have any particular viewpoint in view. Reg was saying to me that it’s great, he thinks, that people don’t have to settle into a job when they’re young as his generation did, but there is the other side of the coin, in that, because it’s so easy to get work, one tends not to bother to settle into anything, and to waffle around. Life always seems to be too short, at twenty-four!!
Again, I’d like to see a lot of things, in Europe, etc, but I’d also quite happily be married ˗ and unless I find a very accommodating wife, the combination of the two would be difficult. I always seem to be harping on this marriage thing, don’t I, but it seems to be very much on my mind of late. But of course, as you no doubt understand, it’s a hangover from the H. business ˗ one doesn’t value a thing until one loses it. I don’t suppose I need explain this much, to you ˗ that’s another fault of youth ˗ we can’t get it into our thick heads that other people have the same sort of feelings and experiences! So the end result of this long misery, is that I’m just a mixed-up kid!!

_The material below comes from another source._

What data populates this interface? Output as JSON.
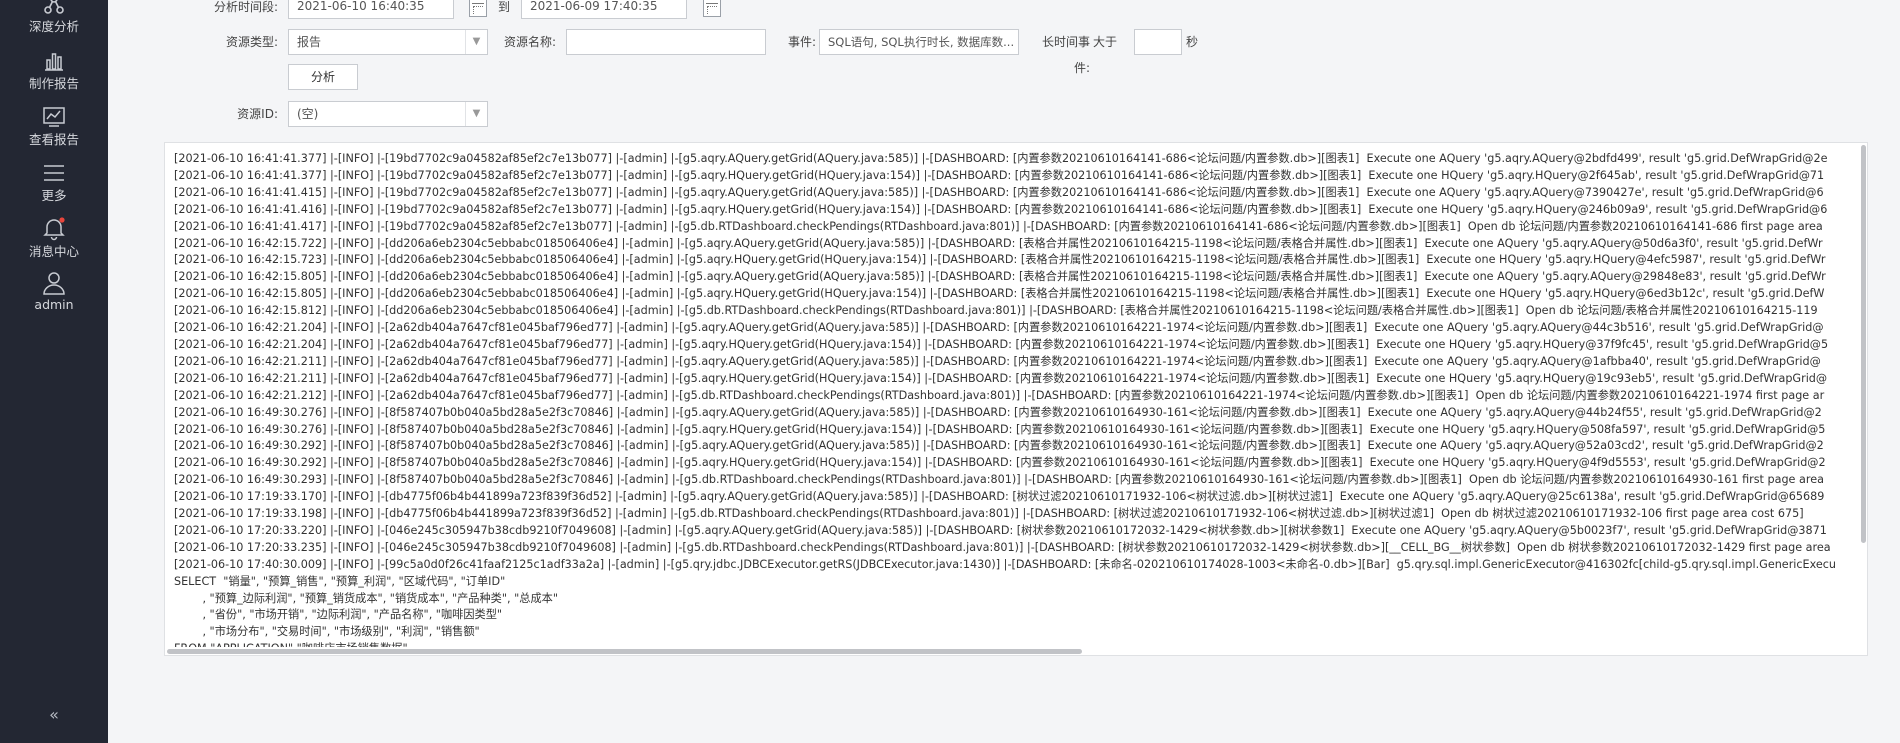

And there’s this usual fluctuation about the music angle. Whether it’s worthwhile carrying on with it or whether I’d be better to go off as a hobo for the next few years, and settle down to a nice quiet (ugh! I’m sorry) office job! I’m afraid I’ve got the troublesome spirit in me that seems to have caused Dad all his bother ˗ an unhealthy mixture of adventure and security ingrained in my bones. Not only unhealthy, but fairly irreconcilable. You’ve got it, too, haven’t you ˗ thought the security side of it seems to have got the upper hand ˗ the only present sign of the other is your inclination to manage to live on a much smaller bank account than you ought to have at your age ˗ and to give away any little excess you may have to your next-to-useless son.

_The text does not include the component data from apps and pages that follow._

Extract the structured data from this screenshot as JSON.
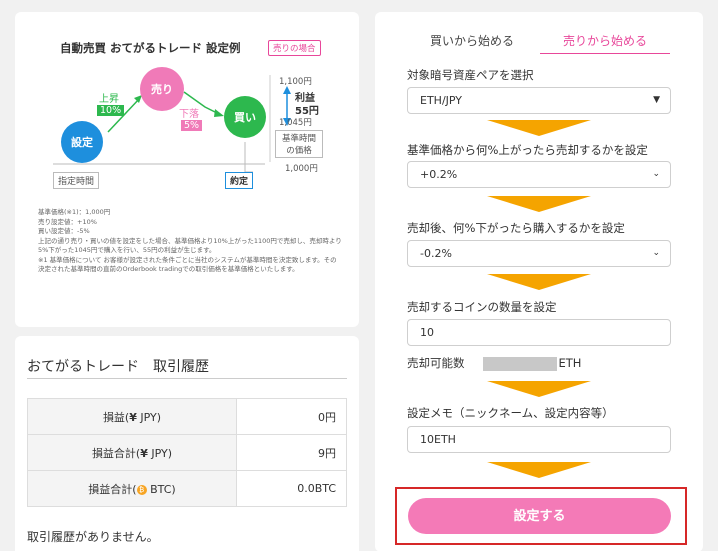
{
  "diagram": {
    "title": "自動売買 おてがるトレード 設定例",
    "tag": "売りの場合",
    "node_set": "設定",
    "node_sell": "売り",
    "node_buy": "買い",
    "rise_label": "上昇",
    "rise_pct": "10%",
    "fall_label": "下落",
    "fall_pct": "5%",
    "price_high": "1,100円",
    "profit_label": "利益",
    "profit_value": "55円",
    "price_mid": "1,045円",
    "base_price_label": "基準時間\nの価格",
    "price_low": "1,000円",
    "designated_time": "指定時間",
    "executed": "約定",
    "notes": [
      "基準価格(※1)：1,000円",
      "売り設定値：+10%",
      "買い設定値：-5%",
      "上記の通り売り・買いの値を設定をした場合、基準価格より10%上がった1100円で売却し、売却時より5%下がった1045円で購入を行い、55円の利益が生じます。",
      "※1 基準価格について お客様が設定された条件ごとに当社のシステムが基準時間を決定致します。その決定された基準時間の直前のOrderbook tradingでの取引価格を基準価格といたします。"
    ],
    "colors": {
      "blue": "#1e8fdd",
      "pink": "#f07ab8",
      "green": "#2db84e"
    }
  },
  "history": {
    "title": "おてがるトレード　取引履歴",
    "rows": [
      {
        "label_pre": "損益(",
        "currency_icon": "yen-icon",
        "currency_symbol": "¥",
        "label_post": " JPY)",
        "value": "0円"
      },
      {
        "label_pre": "損益合計(",
        "currency_icon": "yen-icon",
        "currency_symbol": "¥",
        "label_post": " JPY)",
        "value": "9円"
      },
      {
        "label_pre": "損益合計(",
        "currency_icon": "bitcoin-icon",
        "currency_symbol": "₿",
        "label_post": " BTC)",
        "value": "0.0BTC"
      }
    ],
    "empty_message": "取引履歴がありません。"
  },
  "settings": {
    "tab_buy": "買いから始める",
    "tab_sell": "売りから始める",
    "pair_label": "対象暗号資産ペアを選択",
    "pair_value": "ETH/JPY",
    "sell_pct_label": "基準価格から何%上がったら売却するかを設定",
    "sell_pct_value": "+0.2%",
    "buy_pct_label": "売却後、何%下がったら購入するかを設定",
    "buy_pct_value": "-0.2%",
    "qty_label": "売却するコインの数量を設定",
    "qty_value": "10",
    "available_label": "売却可能数",
    "available_unit": "ETH",
    "memo_label": "設定メモ（ニックネーム、設定内容等）",
    "memo_value": "10ETH",
    "submit_label": "設定する",
    "accent_color": "#e8479a",
    "arrow_color": "#f5a400",
    "button_color": "#f47ab7",
    "highlight_color": "#d62828"
  }
}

I sometimes think it’s better to have no brains at all (I mean me, not you!!) ˗ then you have considerably less worries because all your interest in life is pared down to basic essentials. Want a set of brains? ˗ they don’t seem to be much good to me ˗ what’s the use of a feverish quest for knowledge? You only find a whole new vista of unanswered questions before you and the effort of taking stands upon certain points of view is incredibly wearying. No wonder ‘Humanists’ think Catholics are wrong ˗ to them the Catholic way of living seems to go counter to every type of desire there is, and there’s nothing like a Humanist for giving into the present desire. What the consequence is, is no doubt unimportant...
I had a lovely Christmas day ˗ apart from the fact that Mike gave me Verse and Worse for a present!! (he gave me a book I already had for my birthday too!) ˗ but half a dozen of us went to Mike’s flat, and it was warm and convivial and jovial and quite Dickensian and delightful. And yet of the present too. One of the girls had her two year old son there ˗ the most affectionate child I’ve ever struck (no, I didn’t!) [strike the child, I presume I mean: weak attempt at humour]. The three bachelors there, (self included) all became quite fatherly. The boy’s father is no longer within ken ˗ as far as I could make out ˗ not dead, but no longer with us! It wasn’t necessarily better than last year’s Christmas, just much more relaxed: five New Zealanders, and an Aussie ˗ what could you expect?? Love, Mike.